I had toured for the first time in Australia late 2018 and it made a massive impression on me. In many ways, it reminded me of a warmer version of Canada. People were incredibly kind and welcoming and I was blown away by the hospitality the promoters and local artists showed me. I also absolutely adored the incredible nature I saw in Australia, having played in Hobart and Brisbane and Melbourne and Sydney and Adelaide and Hopkins’ Creek Festival in a volcanic crater, I fell in love with the landscapes I saw and the animals local only to this part of the world. So when I first sat down to think about this mix, the bushfires had just started raging and the news was beyond depressing to see. Everywhere I saw online was just videos and pictures of burned animals and ash that was once blooming flora & fauna. A fan from Australia sent me a DM on IG, telling me how my song “Terracotta”, as it’s a track that talks about the sea and land, was able to give them a lot of peace during a time that was anything but.

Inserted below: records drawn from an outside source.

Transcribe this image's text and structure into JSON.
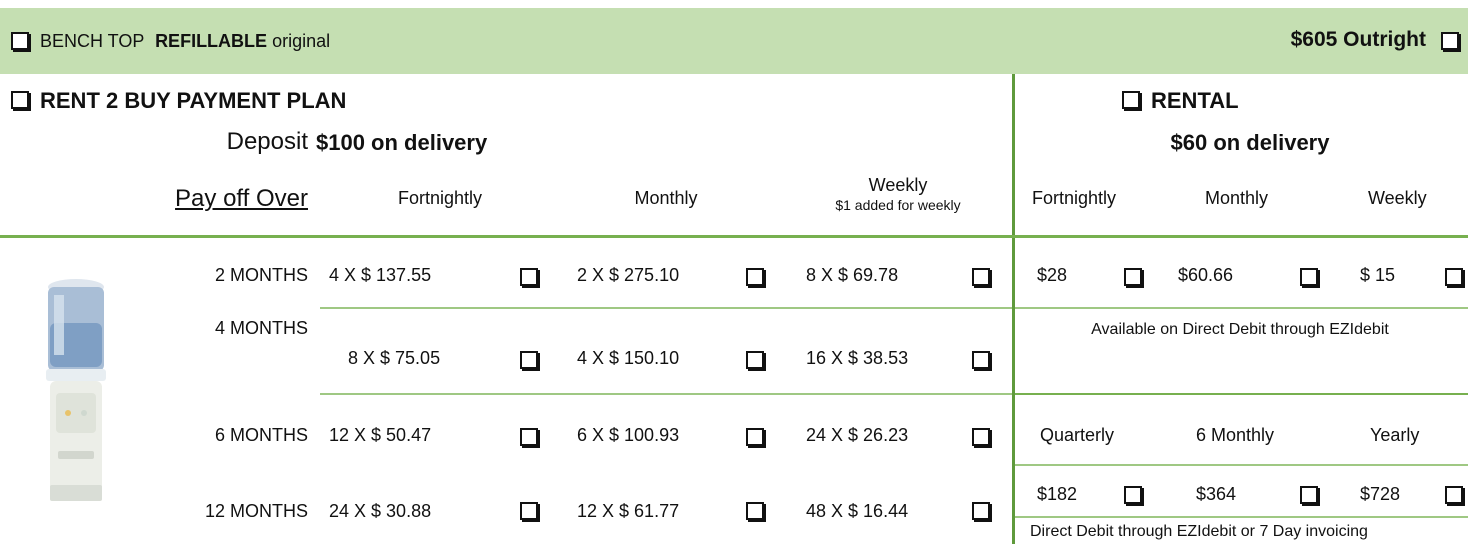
{
  "top_bar": {
    "product_prefix": "BENCH TOP",
    "product_bold": "REFILLABLE",
    "product_suffix": "original",
    "outright_price": "$605 Outright"
  },
  "rent2buy": {
    "title": "RENT 2 BUY PAYMENT PLAN",
    "deposit_label": "Deposit",
    "deposit_value": "$100 on delivery",
    "pay_off_label": "Pay off Over",
    "columns": {
      "fortnightly": "Fortnightly",
      "monthly": "Monthly",
      "weekly": "Weekly",
      "weekly_note": "$1 added for weekly"
    },
    "rows": [
      {
        "term": "2 MONTHS",
        "fortnightly": "4 X $ 137.55",
        "monthly": "2 X $ 275.10",
        "weekly": "8 X $ 69.78"
      },
      {
        "term": "4 MONTHS",
        "fortnightly": "8 X $ 75.05",
        "monthly": "4 X $ 150.10",
        "weekly": "16 X $ 38.53"
      },
      {
        "term": "6 MONTHS",
        "fortnightly": "12 X $ 50.47",
        "monthly": "6 X $ 100.93",
        "weekly": "24 X $ 26.23"
      },
      {
        "term": "12 MONTHS",
        "fortnightly": "24 X $ 30.88",
        "monthly": "12 X $ 61.77",
        "weekly": "48 X $ 16.44"
      }
    ]
  },
  "rental": {
    "title": "RENTAL",
    "deposit_value": "$60 on delivery",
    "columns": {
      "fortnightly": "Fortnightly",
      "monthly": "Monthly",
      "weekly": "Weekly"
    },
    "prices": {
      "fortnightly": "$28",
      "monthly": "$60.66",
      "weekly": "$ 15"
    },
    "direct_debit_note": "Available on Direct Debit through EZIdebit",
    "long_columns": {
      "quarterly": "Quarterly",
      "six_monthly": "6 Monthly",
      "yearly": "Yearly"
    },
    "long_prices": {
      "quarterly": "$182",
      "six_monthly": "$364",
      "yearly": "$728"
    },
    "invoicing_note": "Direct Debit through EZIdebit or 7 Day invoicing"
  }
}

And so I decided I wanted to make a mix that not only paid tribute to this incredible music scene and country and its amazing artists, but was musically able to provide a sense of solace to people who perhaps feel hopeless about our time on this planet. That is partly why I began the mix with music by indigenous tribes from East Timor—as “modern” people it’s sad to see that we’ve lost touch with the roots of our life on this planet as we know it, and I think we have so much to learn from indigenous cultures and their respect for mother nature. I also chose a lot of dub music, and music that featured lots of organic drums for similar reasons, as these styles of music owe as much to indigenous folk music as they do to modern electronic music. Ultimately I wanted the mix to feel like slipping into a warm bath. Hope it was successful. 🙂

What else is coming up this year? When might we see you back in Aus?

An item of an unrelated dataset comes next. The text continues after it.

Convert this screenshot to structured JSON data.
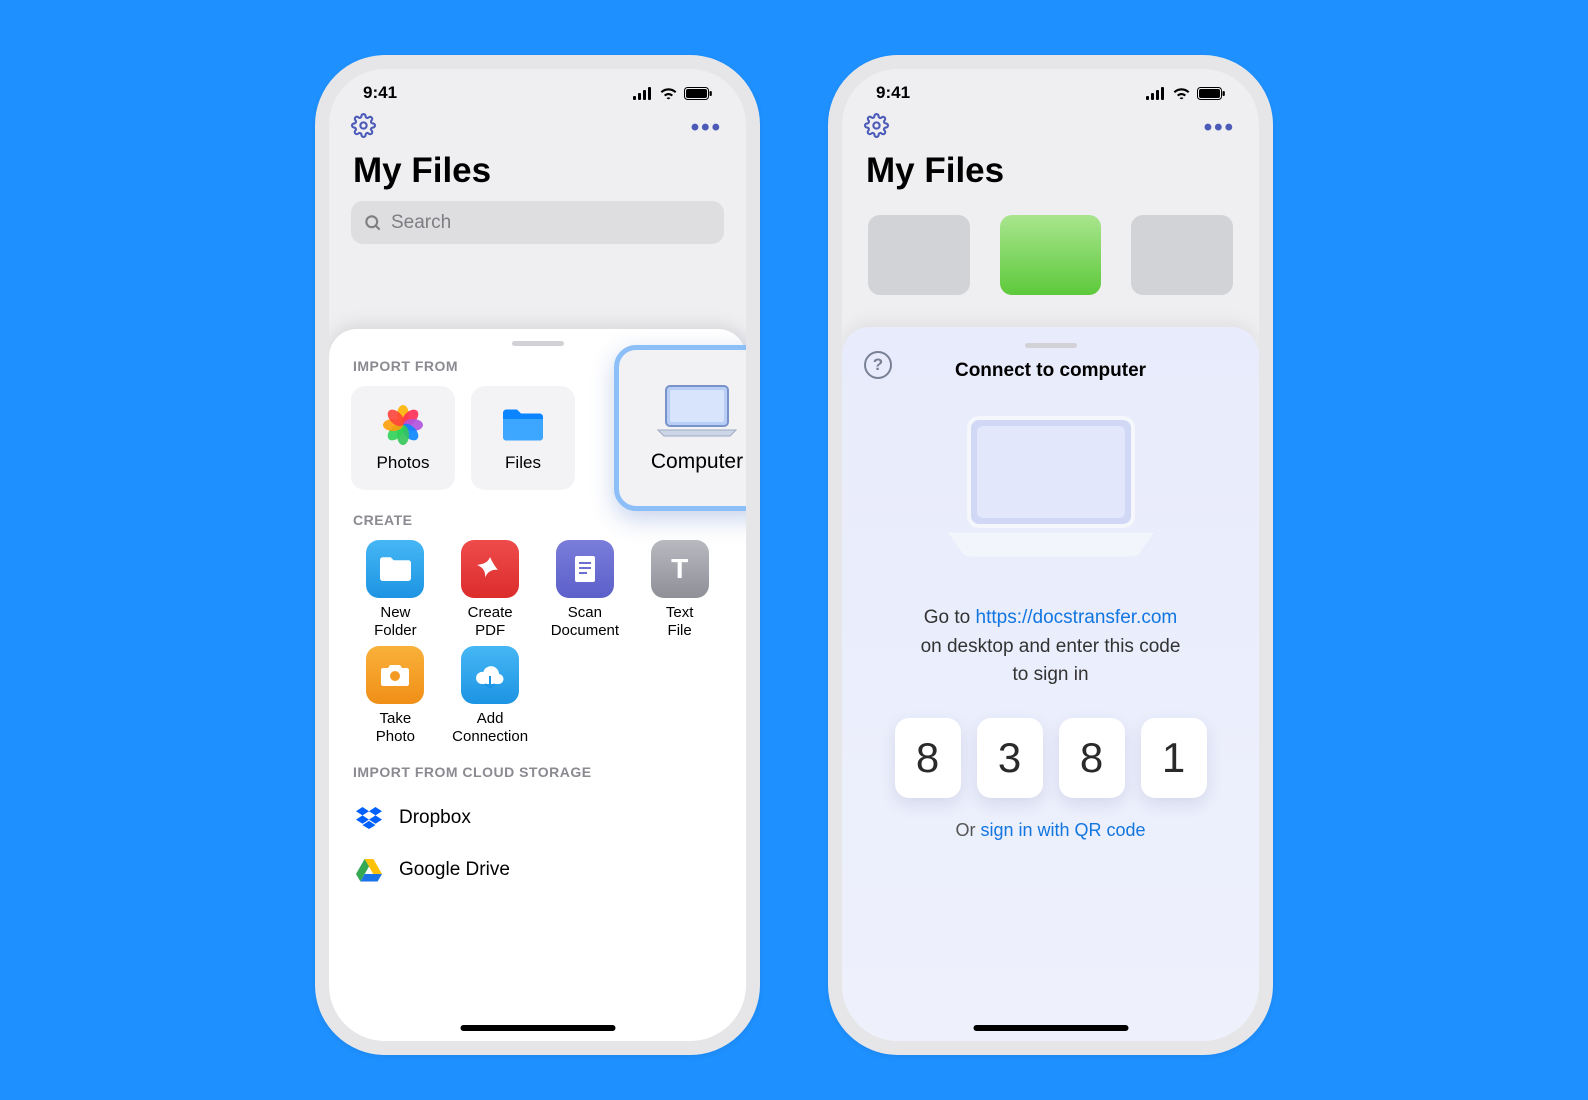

At the moment I’m finishing up the final touches to my next EP plus a handful of remixes for pals. Also getting prepped and excited for the imminent release of Parallel Minds 002. Between last year and now I’ve made 4 collaborative EPs with everyone from Ali Berger to D. Tiffany to Priori to Roberto from Toronto. Crossing my fingers they’ll all come out at some point this year as well. Next week I leave for a month long European tour with D. Tiffany and CCL. I’m stoked to tour with two of my best friends in “da biz”, and I hope for many more opportunities to do so this year. As for Australia, I’d absolutely love to go back. In fact, I believe my agent is working on me potentially returning in the latter quarter of this year.

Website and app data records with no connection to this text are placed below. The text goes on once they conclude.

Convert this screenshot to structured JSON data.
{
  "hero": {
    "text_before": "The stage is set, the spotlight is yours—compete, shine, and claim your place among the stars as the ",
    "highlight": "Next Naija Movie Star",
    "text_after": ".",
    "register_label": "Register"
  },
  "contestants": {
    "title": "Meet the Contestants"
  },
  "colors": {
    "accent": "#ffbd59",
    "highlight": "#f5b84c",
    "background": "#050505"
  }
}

Tracklist:

1. Atambua Drum Ensemble – Feko Sedih
2. Daniel Tangureda Gong Ensemble – Tari Woleka (Ciel’s Mother Earth Dub)
3. Hymns – Searching for the real
4. OK EG – Reef
5. James iV – Scotland Yard
6. Rings Around Saturn – Beautiful Losers
7. Acopia – For U I Try
8. Hame DJ – Dog Swamp
9. Liluzu – Cha cha cha
10. Tambo’s House – Om @ 432 Hz
11. River Yarra – Frogz ov Gondwana
12. Tornado Wallace ft. Sui Zhen – Today (I: Cube’s Aujourd’hui Beats)
13. Rings around Saturn – Ghosts of Bookar
14. Alex Albrecht pres. Melquíades – Tower Of The Sun
15. Tuff Sherm – Spore Whisky Part 2
16. Ashcan Cyborg – Causeway Echo
17. Sleep D – Danza Mart
18. Roza Terenzi – Future Burn
19. Cassius Select – Bessarion
20. DJ Plead – Mercy
21. Andy Rantzen – Bedtime For Booboo
22. Morgan Wright – LIMF v1 DD
23. Hence Therefore – Census Map Museum
24. Reptant – Lizard Theme
25. Pugilist – Cha
26. Pugilist – Conquerer
27. Rings Around Saturn – Decompression
28. Hugh B – Floating Around A Trippy Biscuit
29. Shedbug – There’s Hope For You Yet